A Buckfield man charged with sexually assaulting two young girls has pleaded not guilty. The Sun Journal, reports that Gary Noyes was freed on $25,000 cash bail and ordered to have no contact with the alleged victims or any children under 16 years of age at an appearance Tuesday in Oxford County Superior Court. According to an affidavit by a Maine State Police detective, one of the alleged victims reported in November that Noyes had sexually assaulted her and another girl between 2007 and 2011 when both were juveniles. The 43-year-old Noyes was arrested last month on charges including gross sexual assault, unlawful sexual contact and domestic violence assault.

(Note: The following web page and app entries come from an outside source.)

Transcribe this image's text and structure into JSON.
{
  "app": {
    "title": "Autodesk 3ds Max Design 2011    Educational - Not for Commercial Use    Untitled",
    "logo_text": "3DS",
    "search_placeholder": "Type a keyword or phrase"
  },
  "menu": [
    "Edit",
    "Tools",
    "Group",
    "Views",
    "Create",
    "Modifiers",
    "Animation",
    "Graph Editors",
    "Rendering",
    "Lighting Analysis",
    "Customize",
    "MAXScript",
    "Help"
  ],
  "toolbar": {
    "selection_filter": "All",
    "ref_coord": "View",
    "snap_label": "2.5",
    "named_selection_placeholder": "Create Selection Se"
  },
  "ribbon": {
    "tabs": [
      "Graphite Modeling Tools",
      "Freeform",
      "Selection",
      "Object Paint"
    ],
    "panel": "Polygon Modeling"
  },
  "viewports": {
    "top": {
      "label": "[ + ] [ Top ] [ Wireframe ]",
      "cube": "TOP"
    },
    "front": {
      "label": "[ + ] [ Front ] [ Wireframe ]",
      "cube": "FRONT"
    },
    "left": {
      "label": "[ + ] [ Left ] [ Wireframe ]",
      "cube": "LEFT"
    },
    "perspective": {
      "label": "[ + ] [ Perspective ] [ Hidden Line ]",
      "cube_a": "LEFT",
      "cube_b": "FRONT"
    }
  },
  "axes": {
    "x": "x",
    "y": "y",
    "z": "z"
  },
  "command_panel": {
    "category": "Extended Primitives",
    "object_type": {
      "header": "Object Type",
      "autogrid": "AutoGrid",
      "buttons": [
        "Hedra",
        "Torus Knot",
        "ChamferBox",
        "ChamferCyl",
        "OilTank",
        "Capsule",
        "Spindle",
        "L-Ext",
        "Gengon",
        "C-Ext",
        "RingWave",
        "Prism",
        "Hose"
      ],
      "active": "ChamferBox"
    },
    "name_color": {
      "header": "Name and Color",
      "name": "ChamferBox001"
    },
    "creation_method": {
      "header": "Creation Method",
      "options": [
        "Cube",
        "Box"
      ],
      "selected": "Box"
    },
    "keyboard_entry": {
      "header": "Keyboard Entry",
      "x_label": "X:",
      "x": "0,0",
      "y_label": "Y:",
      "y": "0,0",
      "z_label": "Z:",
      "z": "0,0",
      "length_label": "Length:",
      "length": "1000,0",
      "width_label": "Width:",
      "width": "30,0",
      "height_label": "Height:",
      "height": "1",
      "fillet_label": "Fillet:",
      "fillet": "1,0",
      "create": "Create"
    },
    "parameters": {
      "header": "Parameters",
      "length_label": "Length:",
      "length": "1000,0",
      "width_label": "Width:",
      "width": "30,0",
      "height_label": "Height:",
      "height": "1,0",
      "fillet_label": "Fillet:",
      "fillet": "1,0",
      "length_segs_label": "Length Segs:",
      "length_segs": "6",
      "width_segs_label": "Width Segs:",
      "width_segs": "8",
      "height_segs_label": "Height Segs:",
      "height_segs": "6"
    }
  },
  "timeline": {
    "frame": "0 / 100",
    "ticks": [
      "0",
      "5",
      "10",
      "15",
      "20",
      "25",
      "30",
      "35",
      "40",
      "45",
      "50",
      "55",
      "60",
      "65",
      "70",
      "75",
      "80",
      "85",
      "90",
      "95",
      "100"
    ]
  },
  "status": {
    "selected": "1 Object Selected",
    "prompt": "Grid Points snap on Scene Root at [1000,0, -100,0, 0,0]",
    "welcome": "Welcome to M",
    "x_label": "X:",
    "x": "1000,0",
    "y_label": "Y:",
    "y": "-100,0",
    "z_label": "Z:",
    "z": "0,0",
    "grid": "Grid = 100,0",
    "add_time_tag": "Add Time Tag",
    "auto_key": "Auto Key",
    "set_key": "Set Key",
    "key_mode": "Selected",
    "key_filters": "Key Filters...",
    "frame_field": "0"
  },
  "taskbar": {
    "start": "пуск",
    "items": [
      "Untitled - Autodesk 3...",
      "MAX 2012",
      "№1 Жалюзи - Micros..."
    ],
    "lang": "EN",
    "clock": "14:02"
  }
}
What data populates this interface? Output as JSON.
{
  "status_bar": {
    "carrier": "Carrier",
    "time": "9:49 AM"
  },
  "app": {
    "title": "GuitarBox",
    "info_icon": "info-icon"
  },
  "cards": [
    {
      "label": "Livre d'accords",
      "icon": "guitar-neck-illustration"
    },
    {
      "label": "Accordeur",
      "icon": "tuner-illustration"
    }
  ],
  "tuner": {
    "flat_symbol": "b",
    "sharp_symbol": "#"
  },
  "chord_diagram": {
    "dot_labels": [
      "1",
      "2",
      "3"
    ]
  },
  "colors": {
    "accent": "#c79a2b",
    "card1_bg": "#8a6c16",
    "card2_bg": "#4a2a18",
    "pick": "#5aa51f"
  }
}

A Windham man is facing charges after police say he fled a traffic stop and led officers on a high-speed chase that reached speeds in excess of 100 miles per hour. Police say it started at about 10:30 p.m. Monday when police tried to pull over a car for having a rear plate light out. The car instead sped away. The car eventually got boxed in on a dead end, and the driver ran into the woods. Police using dogs eventually flushed the man out of the woods and arrested him at about 12:30 a.m. Tuesday. The man, identified as 33-year-old Matthew Higgins, was charged with eluding an officer, criminal speeding and driving to endanger. He is being held without bail at the Cumberland County jail.
A judge who sentenced a Somali refugee to eight years in prison for sexually assaulting a 50-year-old Portland woman had some harsh words for the defendant. District Court Judge Richard Mulhern said Tuesday that 18-year-old Mohammed Mukhtar has shown no remorse, displayed a pattern of antisocial behavior, and has “no prospect for rehabilitation.” The Portland Press Herald, reports that Mukhtar also faces deportation. Under a deal with prosecutors, Mukhtar pleaded guilty to gross sexual assault, burglary and trespassing. Prosecutors say he broke into the victim’s apartment last May while she was sleeping and raped her. He was connected to the attack through DNA. The case went from juvenile court to adult court because of confusion over Mukhtar’s age. His lawyer said he was 17 at the time of the attack.